**Provided records:**
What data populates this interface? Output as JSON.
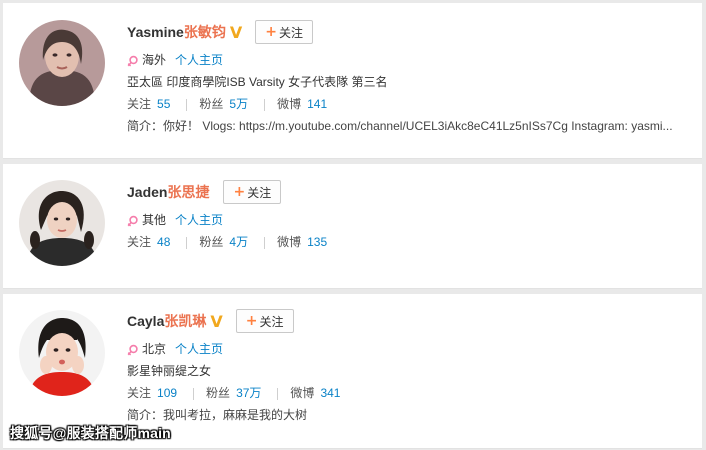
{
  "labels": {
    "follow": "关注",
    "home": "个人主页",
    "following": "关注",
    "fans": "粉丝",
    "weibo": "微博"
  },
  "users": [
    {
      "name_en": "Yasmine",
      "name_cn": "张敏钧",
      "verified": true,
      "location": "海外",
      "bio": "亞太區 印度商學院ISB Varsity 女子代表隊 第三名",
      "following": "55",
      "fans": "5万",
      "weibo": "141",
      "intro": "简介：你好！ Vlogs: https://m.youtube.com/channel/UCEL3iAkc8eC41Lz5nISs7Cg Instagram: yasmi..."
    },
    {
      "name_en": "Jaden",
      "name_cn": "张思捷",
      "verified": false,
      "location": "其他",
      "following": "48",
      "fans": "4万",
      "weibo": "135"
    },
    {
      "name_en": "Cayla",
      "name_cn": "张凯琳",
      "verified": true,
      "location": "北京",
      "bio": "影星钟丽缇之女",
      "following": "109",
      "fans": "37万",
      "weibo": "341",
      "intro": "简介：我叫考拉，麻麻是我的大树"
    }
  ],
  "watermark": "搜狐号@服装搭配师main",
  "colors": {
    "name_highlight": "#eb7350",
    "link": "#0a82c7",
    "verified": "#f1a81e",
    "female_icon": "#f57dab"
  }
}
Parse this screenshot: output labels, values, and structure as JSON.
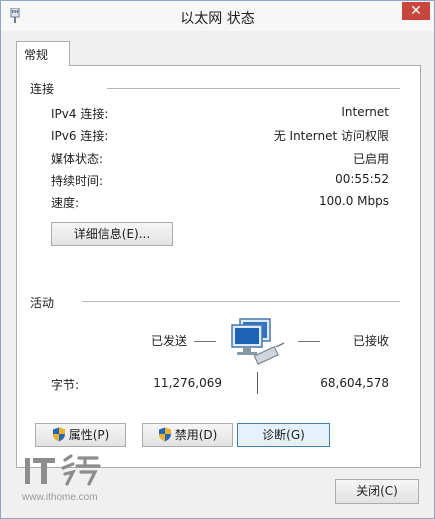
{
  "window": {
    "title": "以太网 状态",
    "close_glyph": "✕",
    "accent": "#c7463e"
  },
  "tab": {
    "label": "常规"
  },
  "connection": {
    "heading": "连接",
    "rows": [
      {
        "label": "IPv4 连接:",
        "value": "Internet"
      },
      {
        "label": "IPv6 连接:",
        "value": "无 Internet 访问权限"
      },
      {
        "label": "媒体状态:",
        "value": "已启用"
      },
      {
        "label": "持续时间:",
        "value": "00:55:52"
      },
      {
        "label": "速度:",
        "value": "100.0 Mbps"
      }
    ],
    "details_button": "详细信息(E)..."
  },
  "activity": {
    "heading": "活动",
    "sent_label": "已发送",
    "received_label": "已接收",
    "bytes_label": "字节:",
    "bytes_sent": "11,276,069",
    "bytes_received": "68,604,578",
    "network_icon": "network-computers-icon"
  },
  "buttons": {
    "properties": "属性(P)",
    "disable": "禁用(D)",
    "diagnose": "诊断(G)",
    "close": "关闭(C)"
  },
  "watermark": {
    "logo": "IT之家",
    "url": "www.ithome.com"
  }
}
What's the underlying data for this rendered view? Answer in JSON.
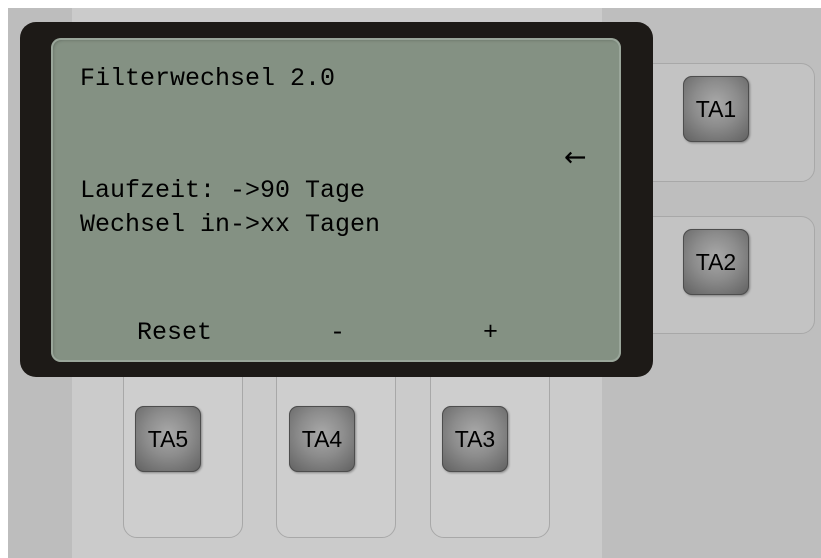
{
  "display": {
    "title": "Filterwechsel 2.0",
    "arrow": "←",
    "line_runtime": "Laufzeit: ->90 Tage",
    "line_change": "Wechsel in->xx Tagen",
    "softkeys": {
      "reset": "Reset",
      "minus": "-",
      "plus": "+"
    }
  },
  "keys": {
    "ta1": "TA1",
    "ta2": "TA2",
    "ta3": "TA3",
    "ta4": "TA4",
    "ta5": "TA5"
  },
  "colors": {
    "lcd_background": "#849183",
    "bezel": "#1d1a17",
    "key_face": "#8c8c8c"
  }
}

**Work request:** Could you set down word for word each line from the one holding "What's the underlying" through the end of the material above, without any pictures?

**Answer to this exercise:**
What's the underlying data for this rendered view? Answer in JSON.
{
  "display": {
    "title": "Filterwechsel 2.0",
    "arrow": "←",
    "line_runtime": "Laufzeit: ->90 Tage",
    "line_change": "Wechsel in->xx Tagen",
    "softkeys": {
      "reset": "Reset",
      "minus": "-",
      "plus": "+"
    }
  },
  "keys": {
    "ta1": "TA1",
    "ta2": "TA2",
    "ta3": "TA3",
    "ta4": "TA4",
    "ta5": "TA5"
  },
  "colors": {
    "lcd_background": "#849183",
    "bezel": "#1d1a17",
    "key_face": "#8c8c8c"
  }
}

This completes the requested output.